## The task
Pick every line out of the entries below that holds the string "内在小孩", and report them.

+++ Available data

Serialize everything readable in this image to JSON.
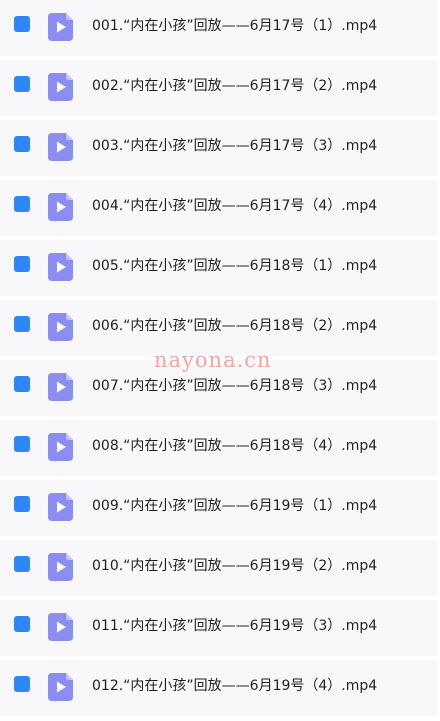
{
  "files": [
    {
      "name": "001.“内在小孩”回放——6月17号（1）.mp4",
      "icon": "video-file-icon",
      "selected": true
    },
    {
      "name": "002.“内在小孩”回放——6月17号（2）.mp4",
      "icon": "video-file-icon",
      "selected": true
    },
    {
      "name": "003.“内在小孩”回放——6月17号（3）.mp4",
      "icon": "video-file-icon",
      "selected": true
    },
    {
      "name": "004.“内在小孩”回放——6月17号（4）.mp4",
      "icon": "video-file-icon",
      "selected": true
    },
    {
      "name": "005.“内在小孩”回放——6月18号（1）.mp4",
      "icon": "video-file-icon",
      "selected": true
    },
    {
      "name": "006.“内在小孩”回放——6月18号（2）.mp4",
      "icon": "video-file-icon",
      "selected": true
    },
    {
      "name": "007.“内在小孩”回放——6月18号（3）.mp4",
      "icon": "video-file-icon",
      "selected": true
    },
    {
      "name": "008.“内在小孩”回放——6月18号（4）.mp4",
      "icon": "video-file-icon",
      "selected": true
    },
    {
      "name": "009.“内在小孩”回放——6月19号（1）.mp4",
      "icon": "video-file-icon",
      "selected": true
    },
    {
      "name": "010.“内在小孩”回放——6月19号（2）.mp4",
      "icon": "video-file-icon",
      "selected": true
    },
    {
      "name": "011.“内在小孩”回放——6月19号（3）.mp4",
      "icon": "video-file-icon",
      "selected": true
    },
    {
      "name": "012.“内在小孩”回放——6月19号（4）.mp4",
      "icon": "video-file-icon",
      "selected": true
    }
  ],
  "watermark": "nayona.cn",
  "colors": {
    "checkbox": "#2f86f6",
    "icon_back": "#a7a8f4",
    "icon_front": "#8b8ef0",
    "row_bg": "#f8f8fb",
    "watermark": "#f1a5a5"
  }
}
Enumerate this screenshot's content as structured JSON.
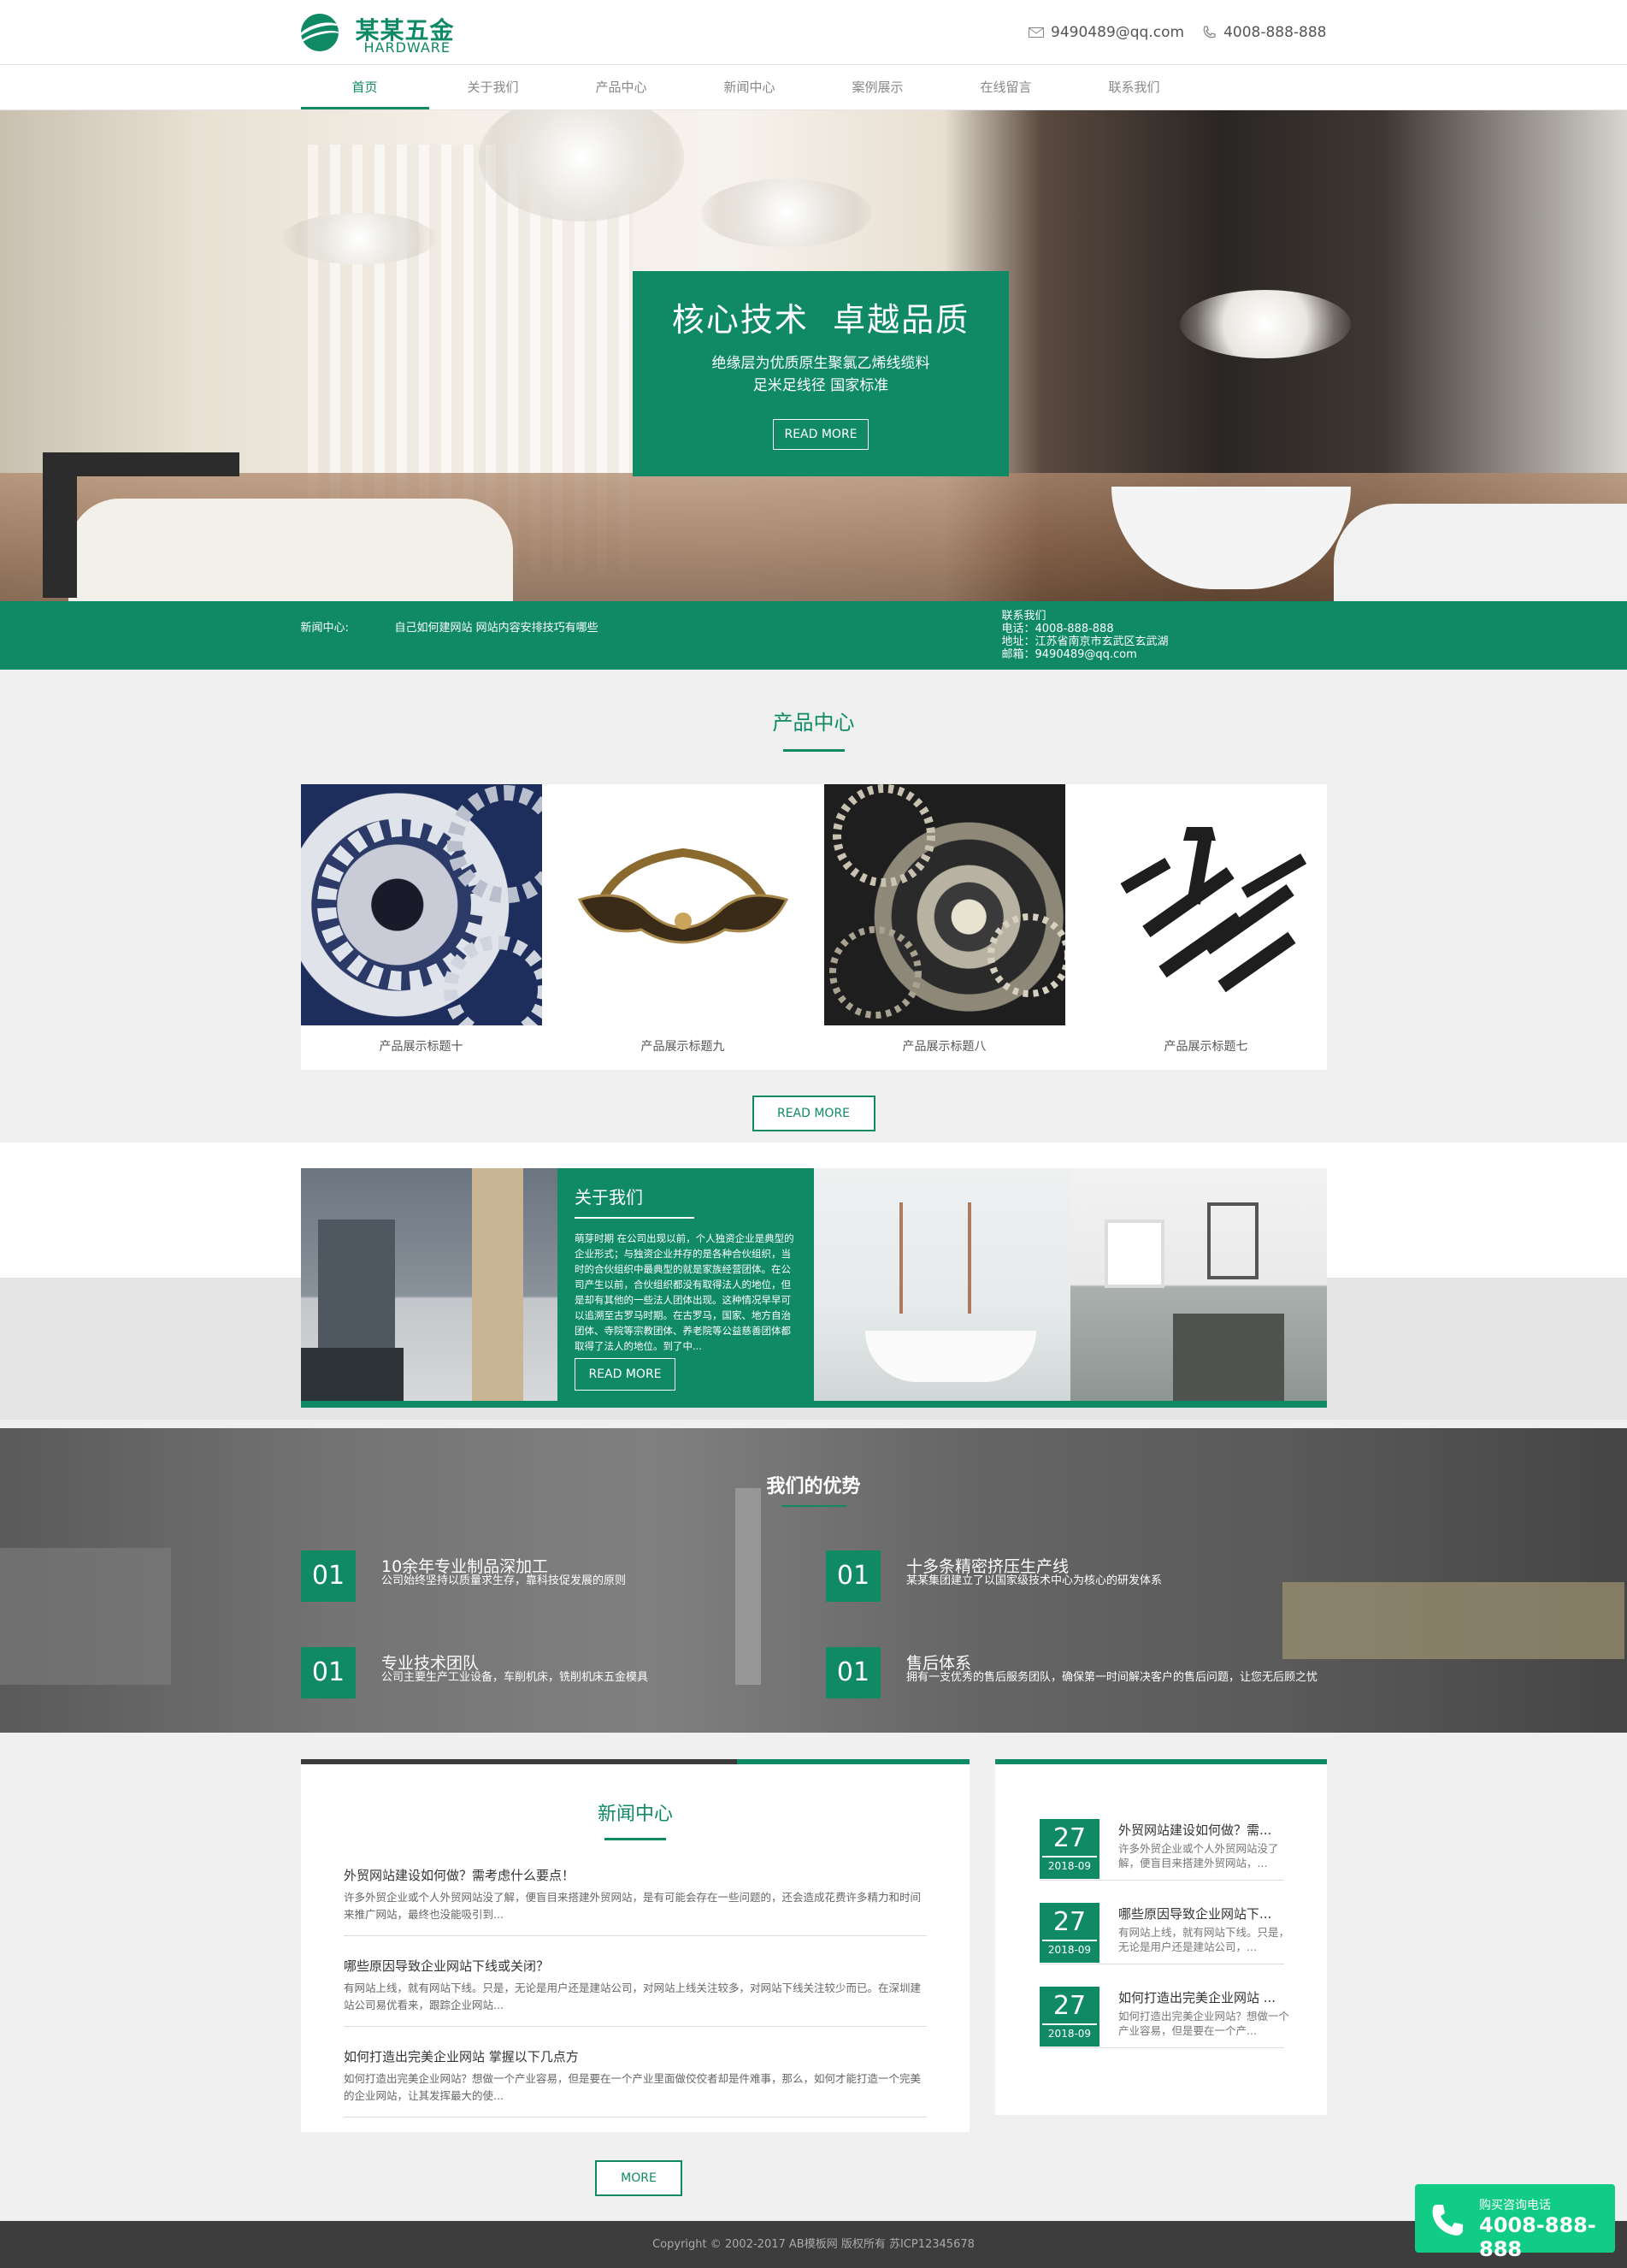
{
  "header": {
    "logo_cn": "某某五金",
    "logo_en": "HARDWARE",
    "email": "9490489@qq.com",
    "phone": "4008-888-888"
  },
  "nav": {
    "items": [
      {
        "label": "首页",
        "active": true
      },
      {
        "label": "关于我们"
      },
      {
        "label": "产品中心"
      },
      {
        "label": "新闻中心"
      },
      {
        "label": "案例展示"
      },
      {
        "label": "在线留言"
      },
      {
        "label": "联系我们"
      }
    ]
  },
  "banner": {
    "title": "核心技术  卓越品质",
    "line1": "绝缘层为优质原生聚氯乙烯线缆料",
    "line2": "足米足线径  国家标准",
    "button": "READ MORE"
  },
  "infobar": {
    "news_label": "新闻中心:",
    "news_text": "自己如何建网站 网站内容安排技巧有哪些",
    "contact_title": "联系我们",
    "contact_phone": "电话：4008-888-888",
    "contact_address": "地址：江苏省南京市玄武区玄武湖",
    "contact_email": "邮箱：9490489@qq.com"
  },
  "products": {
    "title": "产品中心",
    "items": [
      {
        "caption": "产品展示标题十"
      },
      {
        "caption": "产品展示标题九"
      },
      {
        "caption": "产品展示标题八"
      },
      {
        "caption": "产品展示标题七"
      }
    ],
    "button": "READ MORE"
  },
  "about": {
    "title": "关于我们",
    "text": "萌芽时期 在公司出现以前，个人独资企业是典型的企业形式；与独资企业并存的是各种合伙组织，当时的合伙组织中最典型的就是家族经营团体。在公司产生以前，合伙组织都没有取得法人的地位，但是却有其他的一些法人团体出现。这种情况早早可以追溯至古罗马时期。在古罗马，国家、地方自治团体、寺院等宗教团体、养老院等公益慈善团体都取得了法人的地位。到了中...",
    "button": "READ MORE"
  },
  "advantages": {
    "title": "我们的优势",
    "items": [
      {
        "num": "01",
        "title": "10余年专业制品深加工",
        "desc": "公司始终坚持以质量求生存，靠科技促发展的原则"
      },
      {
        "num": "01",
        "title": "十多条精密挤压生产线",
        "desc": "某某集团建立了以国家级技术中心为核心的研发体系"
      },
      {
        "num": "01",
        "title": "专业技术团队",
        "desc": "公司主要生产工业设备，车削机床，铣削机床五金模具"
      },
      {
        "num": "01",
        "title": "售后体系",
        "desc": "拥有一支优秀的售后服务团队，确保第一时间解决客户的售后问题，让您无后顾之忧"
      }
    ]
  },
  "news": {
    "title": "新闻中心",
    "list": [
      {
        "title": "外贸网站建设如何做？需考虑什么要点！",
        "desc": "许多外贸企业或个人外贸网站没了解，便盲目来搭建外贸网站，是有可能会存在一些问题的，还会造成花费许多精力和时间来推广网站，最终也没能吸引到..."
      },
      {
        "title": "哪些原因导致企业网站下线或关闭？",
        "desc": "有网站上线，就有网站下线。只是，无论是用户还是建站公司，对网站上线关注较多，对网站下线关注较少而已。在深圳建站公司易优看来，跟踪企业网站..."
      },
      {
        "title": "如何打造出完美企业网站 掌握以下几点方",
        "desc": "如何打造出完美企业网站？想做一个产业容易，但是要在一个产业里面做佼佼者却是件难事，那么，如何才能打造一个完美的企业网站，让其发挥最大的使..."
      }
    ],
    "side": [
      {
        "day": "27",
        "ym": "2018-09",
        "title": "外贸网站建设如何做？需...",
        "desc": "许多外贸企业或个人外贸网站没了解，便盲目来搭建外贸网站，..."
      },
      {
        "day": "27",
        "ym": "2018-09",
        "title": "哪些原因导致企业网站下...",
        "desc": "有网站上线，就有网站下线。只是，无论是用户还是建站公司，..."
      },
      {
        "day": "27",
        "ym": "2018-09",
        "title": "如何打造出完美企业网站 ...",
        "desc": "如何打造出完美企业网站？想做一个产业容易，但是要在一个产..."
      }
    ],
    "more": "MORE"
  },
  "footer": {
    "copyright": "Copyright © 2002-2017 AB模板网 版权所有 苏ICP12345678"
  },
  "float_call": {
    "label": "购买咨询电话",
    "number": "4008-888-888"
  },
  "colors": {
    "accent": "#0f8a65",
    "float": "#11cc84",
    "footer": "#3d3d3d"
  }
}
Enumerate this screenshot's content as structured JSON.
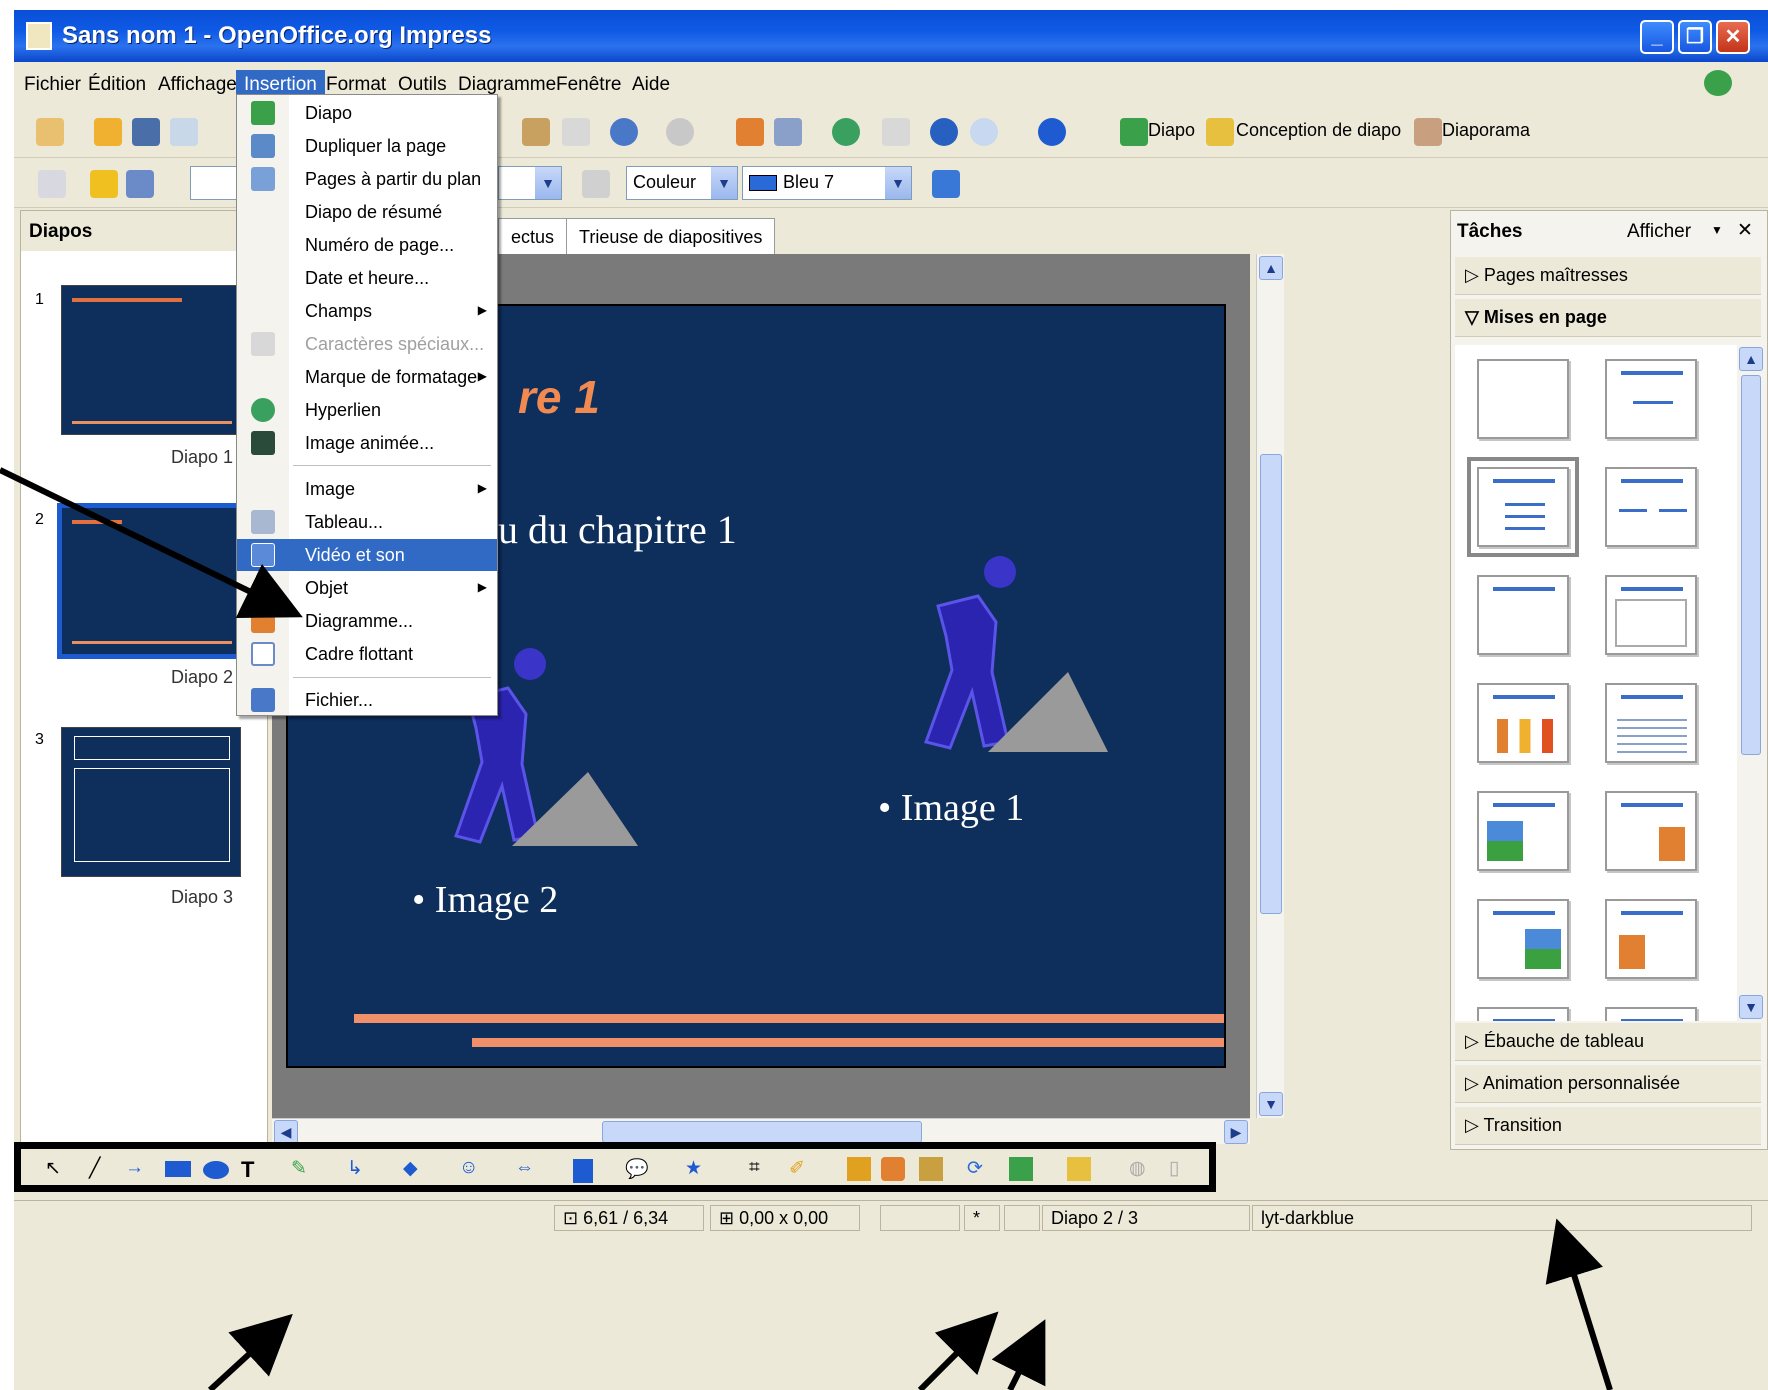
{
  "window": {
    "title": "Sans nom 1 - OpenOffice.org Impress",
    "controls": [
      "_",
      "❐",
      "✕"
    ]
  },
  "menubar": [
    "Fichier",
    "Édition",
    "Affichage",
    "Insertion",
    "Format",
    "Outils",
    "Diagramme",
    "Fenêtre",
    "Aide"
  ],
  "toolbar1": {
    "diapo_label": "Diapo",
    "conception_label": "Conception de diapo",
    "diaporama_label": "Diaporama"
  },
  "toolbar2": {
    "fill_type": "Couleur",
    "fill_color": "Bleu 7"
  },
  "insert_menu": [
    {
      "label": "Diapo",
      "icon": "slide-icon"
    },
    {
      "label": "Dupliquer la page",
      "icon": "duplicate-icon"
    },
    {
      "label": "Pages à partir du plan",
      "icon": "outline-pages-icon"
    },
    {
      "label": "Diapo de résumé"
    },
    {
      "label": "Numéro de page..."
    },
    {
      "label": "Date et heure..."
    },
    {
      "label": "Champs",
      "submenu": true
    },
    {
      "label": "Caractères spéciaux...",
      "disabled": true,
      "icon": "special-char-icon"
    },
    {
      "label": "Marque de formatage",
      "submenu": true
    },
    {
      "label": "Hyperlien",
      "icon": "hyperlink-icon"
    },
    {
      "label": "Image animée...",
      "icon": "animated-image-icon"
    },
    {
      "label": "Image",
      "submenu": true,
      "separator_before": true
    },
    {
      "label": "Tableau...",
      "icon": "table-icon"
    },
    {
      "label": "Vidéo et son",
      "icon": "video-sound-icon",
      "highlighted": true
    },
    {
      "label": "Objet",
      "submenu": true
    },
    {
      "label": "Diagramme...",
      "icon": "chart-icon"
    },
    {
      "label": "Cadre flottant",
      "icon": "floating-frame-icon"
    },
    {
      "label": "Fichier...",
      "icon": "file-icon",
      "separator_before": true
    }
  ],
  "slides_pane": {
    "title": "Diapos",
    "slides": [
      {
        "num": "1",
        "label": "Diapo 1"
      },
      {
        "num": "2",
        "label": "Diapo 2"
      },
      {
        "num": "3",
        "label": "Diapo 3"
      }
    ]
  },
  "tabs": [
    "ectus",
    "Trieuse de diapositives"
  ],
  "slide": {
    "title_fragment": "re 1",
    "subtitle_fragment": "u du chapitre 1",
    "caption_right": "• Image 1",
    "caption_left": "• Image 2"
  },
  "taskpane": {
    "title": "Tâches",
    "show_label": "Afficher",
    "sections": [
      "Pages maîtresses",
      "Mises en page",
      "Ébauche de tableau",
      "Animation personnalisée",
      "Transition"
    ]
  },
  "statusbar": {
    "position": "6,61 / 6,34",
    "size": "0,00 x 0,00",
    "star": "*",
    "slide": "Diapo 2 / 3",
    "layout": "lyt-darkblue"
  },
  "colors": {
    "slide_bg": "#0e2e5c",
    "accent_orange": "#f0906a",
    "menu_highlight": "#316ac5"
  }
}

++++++

## Result for this exercise
      "name": "001.“内在小孩”回放——6月17号（1）.mp4",
      "name": "002.“内在小孩”回放——6月17号（2）.mp4",
      "name": "003.“内在小孩”回放——6月17号（3）.mp4",
      "name": "004.“内在小孩”回放——6月17号（4）.mp4",
      "name": "005.“内在小孩”回放——6月18号（1）.mp4",
      "name": "006.“内在小孩”回放——6月18号（2）.mp4",
      "name": "007.“内在小孩”回放——6月18号（3）.mp4",
      "name": "008.“内在小孩”回放——6月18号（4）.mp4",
      "name": "009.“内在小孩”回放——6月19号（1）.mp4",
      "name": "010.“内在小孩”回放——6月19号（2）.mp4",
      "name": "011.“内在小孩”回放——6月19号（3）.mp4",
      "name": "012.“内在小孩”回放——6月19号（4）.mp4",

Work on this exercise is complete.